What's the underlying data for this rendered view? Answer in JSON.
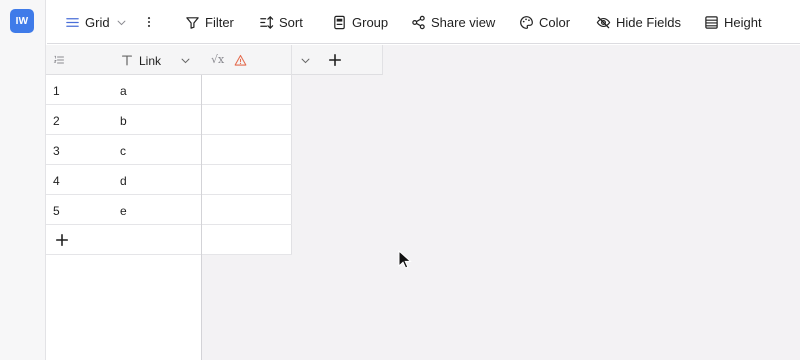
{
  "workspace": {
    "badge": "IW",
    "color": "#3f7be9"
  },
  "toolbar": {
    "view_label": "Grid",
    "filter_label": "Filter",
    "sort_label": "Sort",
    "group_label": "Group",
    "share_label": "Share view",
    "color_label": "Color",
    "hide_fields_label": "Hide Fields",
    "height_label": "Height"
  },
  "table": {
    "columns": [
      {
        "name": "Link",
        "type": "text"
      },
      {
        "name": "",
        "type": "formula",
        "warning": true
      }
    ],
    "rows": [
      {
        "index": "1",
        "link": "a"
      },
      {
        "index": "2",
        "link": "b"
      },
      {
        "index": "3",
        "link": "c"
      },
      {
        "index": "4",
        "link": "d"
      },
      {
        "index": "5",
        "link": "e"
      }
    ]
  },
  "icons": {
    "view": "grid-lines-icon",
    "more": "vertical-dots-icon",
    "filter": "funnel-icon",
    "sort": "sort-icon",
    "group": "group-icon",
    "share": "share-icon",
    "color": "palette-icon",
    "hide": "eye-off-icon",
    "height": "row-height-icon"
  }
}
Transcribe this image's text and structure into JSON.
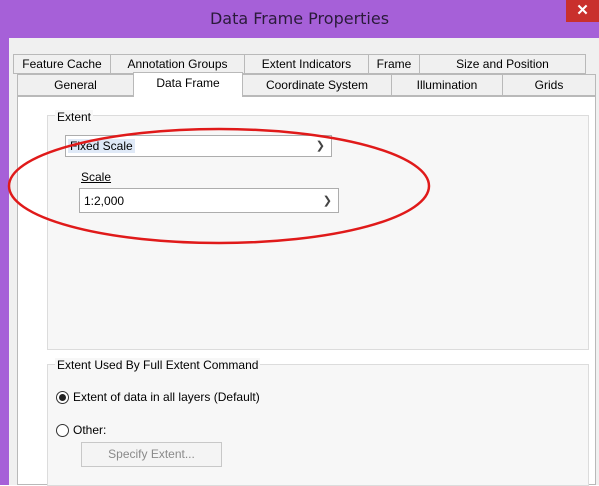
{
  "window": {
    "title": "Data Frame Properties",
    "close_label": "✕"
  },
  "tabs": {
    "row_top": [
      {
        "label": "Feature Cache"
      },
      {
        "label": "Annotation Groups"
      },
      {
        "label": "Extent Indicators"
      },
      {
        "label": "Frame"
      },
      {
        "label": "Size and Position"
      }
    ],
    "row_bottom": [
      {
        "label": "General"
      },
      {
        "label": "Data Frame",
        "active": true
      },
      {
        "label": "Coordinate System"
      },
      {
        "label": "Illumination"
      },
      {
        "label": "Grids"
      }
    ]
  },
  "extent": {
    "group_label": "Extent",
    "mode_value": "Fixed Scale",
    "scale_label": "Scale",
    "scale_value": "1:2,000"
  },
  "full_extent": {
    "group_label": "Extent Used By Full Extent Command",
    "option_default": "Extent of data in all layers (Default)",
    "option_other": "Other:",
    "selected": "default",
    "specify_button": "Specify Extent..."
  },
  "annotation": {
    "ellipse_color": "#e01a1a"
  }
}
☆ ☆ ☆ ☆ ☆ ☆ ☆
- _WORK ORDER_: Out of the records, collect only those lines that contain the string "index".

- _EXERCISE RESPONSE_:
        "index": "1",
        "index": "2",
        "index": "3",
        "index": "4",
        "index": "5",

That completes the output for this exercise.